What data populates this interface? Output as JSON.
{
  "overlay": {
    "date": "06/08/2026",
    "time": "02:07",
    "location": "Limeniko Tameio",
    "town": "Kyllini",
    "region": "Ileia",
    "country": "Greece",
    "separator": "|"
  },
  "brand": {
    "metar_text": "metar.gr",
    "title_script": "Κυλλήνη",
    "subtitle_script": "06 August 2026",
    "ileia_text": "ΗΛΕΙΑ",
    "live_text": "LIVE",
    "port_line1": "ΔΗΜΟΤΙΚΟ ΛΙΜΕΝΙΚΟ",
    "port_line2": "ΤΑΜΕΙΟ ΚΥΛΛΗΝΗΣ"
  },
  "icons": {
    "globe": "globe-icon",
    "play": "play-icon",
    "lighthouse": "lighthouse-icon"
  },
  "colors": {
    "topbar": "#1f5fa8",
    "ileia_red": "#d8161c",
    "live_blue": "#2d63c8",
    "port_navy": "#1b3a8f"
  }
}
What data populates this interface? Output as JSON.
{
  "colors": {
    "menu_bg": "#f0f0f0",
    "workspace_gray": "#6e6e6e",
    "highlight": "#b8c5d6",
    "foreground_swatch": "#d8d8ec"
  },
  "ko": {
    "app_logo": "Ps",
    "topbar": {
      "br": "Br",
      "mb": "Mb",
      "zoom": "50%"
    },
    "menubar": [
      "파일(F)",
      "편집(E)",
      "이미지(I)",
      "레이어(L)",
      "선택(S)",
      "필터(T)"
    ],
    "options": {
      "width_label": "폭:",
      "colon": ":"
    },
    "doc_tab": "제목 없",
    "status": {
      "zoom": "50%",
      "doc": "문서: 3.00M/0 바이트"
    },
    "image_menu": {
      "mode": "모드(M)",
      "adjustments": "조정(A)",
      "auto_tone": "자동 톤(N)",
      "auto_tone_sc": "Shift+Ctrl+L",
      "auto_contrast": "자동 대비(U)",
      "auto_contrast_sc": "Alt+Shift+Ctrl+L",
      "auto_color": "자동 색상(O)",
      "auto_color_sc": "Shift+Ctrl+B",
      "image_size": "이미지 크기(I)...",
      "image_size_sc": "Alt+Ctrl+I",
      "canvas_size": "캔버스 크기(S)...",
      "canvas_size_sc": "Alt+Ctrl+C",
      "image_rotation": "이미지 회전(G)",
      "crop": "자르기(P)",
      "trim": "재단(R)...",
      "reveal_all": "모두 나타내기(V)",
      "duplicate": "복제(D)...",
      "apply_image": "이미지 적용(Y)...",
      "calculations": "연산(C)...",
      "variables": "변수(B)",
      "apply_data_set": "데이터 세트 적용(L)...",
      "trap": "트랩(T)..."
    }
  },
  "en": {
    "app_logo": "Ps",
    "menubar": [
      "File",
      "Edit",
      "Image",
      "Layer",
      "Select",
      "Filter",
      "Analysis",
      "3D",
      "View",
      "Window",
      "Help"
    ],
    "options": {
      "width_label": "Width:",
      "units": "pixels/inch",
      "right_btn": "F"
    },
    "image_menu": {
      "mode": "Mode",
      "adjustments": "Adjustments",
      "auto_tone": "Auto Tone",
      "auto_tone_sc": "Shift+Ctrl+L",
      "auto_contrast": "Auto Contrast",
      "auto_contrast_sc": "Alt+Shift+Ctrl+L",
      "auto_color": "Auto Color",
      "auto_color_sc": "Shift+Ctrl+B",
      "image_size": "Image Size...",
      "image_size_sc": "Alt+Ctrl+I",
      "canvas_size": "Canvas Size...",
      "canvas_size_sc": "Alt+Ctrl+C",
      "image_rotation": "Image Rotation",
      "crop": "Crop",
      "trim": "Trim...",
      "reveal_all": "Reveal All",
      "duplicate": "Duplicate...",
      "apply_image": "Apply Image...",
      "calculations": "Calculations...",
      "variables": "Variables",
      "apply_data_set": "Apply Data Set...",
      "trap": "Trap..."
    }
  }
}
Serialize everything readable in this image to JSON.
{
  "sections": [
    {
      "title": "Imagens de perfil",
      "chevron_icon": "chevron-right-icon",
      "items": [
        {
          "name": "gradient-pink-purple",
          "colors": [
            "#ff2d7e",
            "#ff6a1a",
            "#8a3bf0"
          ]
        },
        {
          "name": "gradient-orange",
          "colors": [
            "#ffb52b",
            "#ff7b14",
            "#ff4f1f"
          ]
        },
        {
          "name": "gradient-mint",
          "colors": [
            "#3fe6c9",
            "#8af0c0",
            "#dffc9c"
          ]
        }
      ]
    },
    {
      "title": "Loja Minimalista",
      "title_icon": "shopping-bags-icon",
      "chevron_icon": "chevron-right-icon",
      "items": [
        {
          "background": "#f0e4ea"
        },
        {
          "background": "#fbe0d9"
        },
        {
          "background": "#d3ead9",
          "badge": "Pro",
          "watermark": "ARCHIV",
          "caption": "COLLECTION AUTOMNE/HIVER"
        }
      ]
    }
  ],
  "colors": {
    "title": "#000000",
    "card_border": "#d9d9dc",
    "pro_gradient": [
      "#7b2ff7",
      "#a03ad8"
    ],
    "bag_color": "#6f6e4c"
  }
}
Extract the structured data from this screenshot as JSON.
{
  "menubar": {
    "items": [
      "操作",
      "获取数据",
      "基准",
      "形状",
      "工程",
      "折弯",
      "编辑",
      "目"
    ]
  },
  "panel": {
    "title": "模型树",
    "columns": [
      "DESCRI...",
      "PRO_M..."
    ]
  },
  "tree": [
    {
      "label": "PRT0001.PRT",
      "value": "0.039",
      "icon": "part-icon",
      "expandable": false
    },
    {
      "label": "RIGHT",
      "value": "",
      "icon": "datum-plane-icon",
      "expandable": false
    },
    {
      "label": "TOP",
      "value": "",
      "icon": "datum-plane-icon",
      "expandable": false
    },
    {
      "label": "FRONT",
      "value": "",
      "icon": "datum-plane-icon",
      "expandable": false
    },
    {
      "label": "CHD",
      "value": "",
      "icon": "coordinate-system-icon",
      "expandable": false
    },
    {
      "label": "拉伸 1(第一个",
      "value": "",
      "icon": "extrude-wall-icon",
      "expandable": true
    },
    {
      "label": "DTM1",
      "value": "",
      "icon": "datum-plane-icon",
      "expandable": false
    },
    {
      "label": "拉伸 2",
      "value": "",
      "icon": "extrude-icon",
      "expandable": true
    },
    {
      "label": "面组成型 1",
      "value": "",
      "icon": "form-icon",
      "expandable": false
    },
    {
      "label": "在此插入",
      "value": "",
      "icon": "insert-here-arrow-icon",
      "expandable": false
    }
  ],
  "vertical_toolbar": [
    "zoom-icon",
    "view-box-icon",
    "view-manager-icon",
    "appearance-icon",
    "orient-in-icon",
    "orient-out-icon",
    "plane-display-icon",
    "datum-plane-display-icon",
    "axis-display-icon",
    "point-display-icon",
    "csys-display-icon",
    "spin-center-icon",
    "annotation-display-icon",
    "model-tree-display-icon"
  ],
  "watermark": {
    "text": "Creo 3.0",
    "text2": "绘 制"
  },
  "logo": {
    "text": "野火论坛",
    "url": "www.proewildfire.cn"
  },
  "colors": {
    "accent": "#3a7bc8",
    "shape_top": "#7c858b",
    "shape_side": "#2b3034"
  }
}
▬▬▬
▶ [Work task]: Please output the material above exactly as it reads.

▶ [Answer to this problem]:
What data populates this interface? Output as JSON.
{
  "overlay": {
    "date": "06/08/2026",
    "time": "02:07",
    "location": "Limeniko Tameio",
    "town": "Kyllini",
    "region": "Ileia",
    "country": "Greece",
    "separator": "|"
  },
  "brand": {
    "metar_text": "metar.gr",
    "title_script": "Κυλλήνη",
    "subtitle_script": "06 August 2026",
    "ileia_text": "ΗΛΕΙΑ",
    "live_text": "LIVE",
    "port_line1": "ΔΗΜΟΤΙΚΟ ΛΙΜΕΝΙΚΟ",
    "port_line2": "ΤΑΜΕΙΟ ΚΥΛΛΗΝΗΣ"
  },
  "icons": {
    "globe": "globe-icon",
    "play": "play-icon",
    "lighthouse": "lighthouse-icon"
  },
  "colors": {
    "topbar": "#1f5fa8",
    "ileia_red": "#d8161c",
    "live_blue": "#2d63c8",
    "port_navy": "#1b3a8f"
  }
}
What data populates this interface? Output as JSON.
{
  "colors": {
    "menu_bg": "#f0f0f0",
    "workspace_gray": "#6e6e6e",
    "highlight": "#b8c5d6",
    "foreground_swatch": "#d8d8ec"
  },
  "ko": {
    "app_logo": "Ps",
    "topbar": {
      "br": "Br",
      "mb": "Mb",
      "zoom": "50%"
    },
    "menubar": [
      "파일(F)",
      "편집(E)",
      "이미지(I)",
      "레이어(L)",
      "선택(S)",
      "필터(T)"
    ],
    "options": {
      "width_label": "폭:",
      "colon": ":"
    },
    "doc_tab": "제목 없",
    "status": {
      "zoom": "50%",
      "doc": "문서: 3.00M/0 바이트"
    },
    "image_menu": {
      "mode": "모드(M)",
      "adjustments": "조정(A)",
      "auto_tone": "자동 톤(N)",
      "auto_tone_sc": "Shift+Ctrl+L",
      "auto_contrast": "자동 대비(U)",
      "auto_contrast_sc": "Alt+Shift+Ctrl+L",
      "auto_color": "자동 색상(O)",
      "auto_color_sc": "Shift+Ctrl+B",
      "image_size": "이미지 크기(I)...",
      "image_size_sc": "Alt+Ctrl+I",
      "canvas_size": "캔버스 크기(S)...",
      "canvas_size_sc": "Alt+Ctrl+C",
      "image_rotation": "이미지 회전(G)",
      "crop": "자르기(P)",
      "trim": "재단(R)...",
      "reveal_all": "모두 나타내기(V)",
      "duplicate": "복제(D)...",
      "apply_image": "이미지 적용(Y)...",
      "calculations": "연산(C)...",
      "variables": "변수(B)",
      "apply_data_set": "데이터 세트 적용(L)...",
      "trap": "트랩(T)..."
    }
  },
  "en": {
    "app_logo": "Ps",
    "menubar": [
      "File",
      "Edit",
      "Image",
      "Layer",
      "Select",
      "Filter",
      "Analysis",
      "3D",
      "View",
      "Window",
      "Help"
    ],
    "options": {
      "width_label": "Width:",
      "units": "pixels/inch",
      "right_btn": "F"
    },
    "image_menu": {
      "mode": "Mode",
      "adjustments": "Adjustments",
      "auto_tone": "Auto Tone",
      "auto_tone_sc": "Shift+Ctrl+L",
      "auto_contrast": "Auto Contrast",
      "auto_contrast_sc": "Alt+Shift+Ctrl+L",
      "auto_color": "Auto Color",
      "auto_color_sc": "Shift+Ctrl+B",
      "image_size": "Image Size...",
      "image_size_sc": "Alt+Ctrl+I",
      "canvas_size": "Canvas Size...",
      "canvas_size_sc": "Alt+Ctrl+C",
      "image_rotation": "Image Rotation",
      "crop": "Crop",
      "trim": "Trim...",
      "reveal_all": "Reveal All",
      "duplicate": "Duplicate...",
      "apply_image": "Apply Image...",
      "calculations": "Calculations...",
      "variables": "Variables",
      "apply_data_set": "Apply Data Set...",
      "trap": "Trap..."
    }
  }
}
Serialize everything readable in this image to JSON.
{
  "sections": [
    {
      "title": "Imagens de perfil",
      "chevron_icon": "chevron-right-icon",
      "items": [
        {
          "name": "gradient-pink-purple",
          "colors": [
            "#ff2d7e",
            "#ff6a1a",
            "#8a3bf0"
          ]
        },
        {
          "name": "gradient-orange",
          "colors": [
            "#ffb52b",
            "#ff7b14",
            "#ff4f1f"
          ]
        },
        {
          "name": "gradient-mint",
          "colors": [
            "#3fe6c9",
            "#8af0c0",
            "#dffc9c"
          ]
        }
      ]
    },
    {
      "title": "Loja Minimalista",
      "title_icon": "shopping-bags-icon",
      "chevron_icon": "chevron-right-icon",
      "items": [
        {
          "background": "#f0e4ea"
        },
        {
          "background": "#fbe0d9"
        },
        {
          "background": "#d3ead9",
          "badge": "Pro",
          "watermark": "ARCHIV",
          "caption": "COLLECTION AUTOMNE/HIVER"
        }
      ]
    }
  ],
  "colors": {
    "title": "#000000",
    "card_border": "#d9d9dc",
    "pro_gradient": [
      "#7b2ff7",
      "#a03ad8"
    ],
    "bag_color": "#6f6e4c"
  }
}
Extract the structured data from this screenshot as JSON.
{
  "menubar": {
    "items": [
      "操作",
      "获取数据",
      "基准",
      "形状",
      "工程",
      "折弯",
      "编辑",
      "目"
    ]
  },
  "panel": {
    "title": "模型树",
    "columns": [
      "DESCRI...",
      "PRO_M..."
    ]
  },
  "tree": [
    {
      "label": "PRT0001.PRT",
      "value": "0.039",
      "icon": "part-icon",
      "expandable": false
    },
    {
      "label": "RIGHT",
      "value": "",
      "icon": "datum-plane-icon",
      "expandable": false
    },
    {
      "label": "TOP",
      "value": "",
      "icon": "datum-plane-icon",
      "expandable": false
    },
    {
      "label": "FRONT",
      "value": "",
      "icon": "datum-plane-icon",
      "expandable": false
    },
    {
      "label": "CHD",
      "value": "",
      "icon": "coordinate-system-icon",
      "expandable": false
    },
    {
      "label": "拉伸 1(第一个",
      "value": "",
      "icon": "extrude-wall-icon",
      "expandable": true
    },
    {
      "label": "DTM1",
      "value": "",
      "icon": "datum-plane-icon",
      "expandable": false
    },
    {
      "label": "拉伸 2",
      "value": "",
      "icon": "extrude-icon",
      "expandable": true
    },
    {
      "label": "面组成型 1",
      "value": "",
      "icon": "form-icon",
      "expandable": false
    },
    {
      "label": "在此插入",
      "value": "",
      "icon": "insert-here-arrow-icon",
      "expandable": false
    }
  ],
  "vertical_toolbar": [
    "zoom-icon",
    "view-box-icon",
    "view-manager-icon",
    "appearance-icon",
    "orient-in-icon",
    "orient-out-icon",
    "plane-display-icon",
    "datum-plane-display-icon",
    "axis-display-icon",
    "point-display-icon",
    "csys-display-icon",
    "spin-center-icon",
    "annotation-display-icon",
    "model-tree-display-icon"
  ],
  "watermark": {
    "text": "Creo 3.0",
    "text2": "绘 制"
  },
  "logo": {
    "text": "野火论坛",
    "url": "www.proewildfire.cn"
  },
  "colors": {
    "accent": "#3a7bc8",
    "shape_top": "#7c858b",
    "shape_side": "#2b3034"
  }
}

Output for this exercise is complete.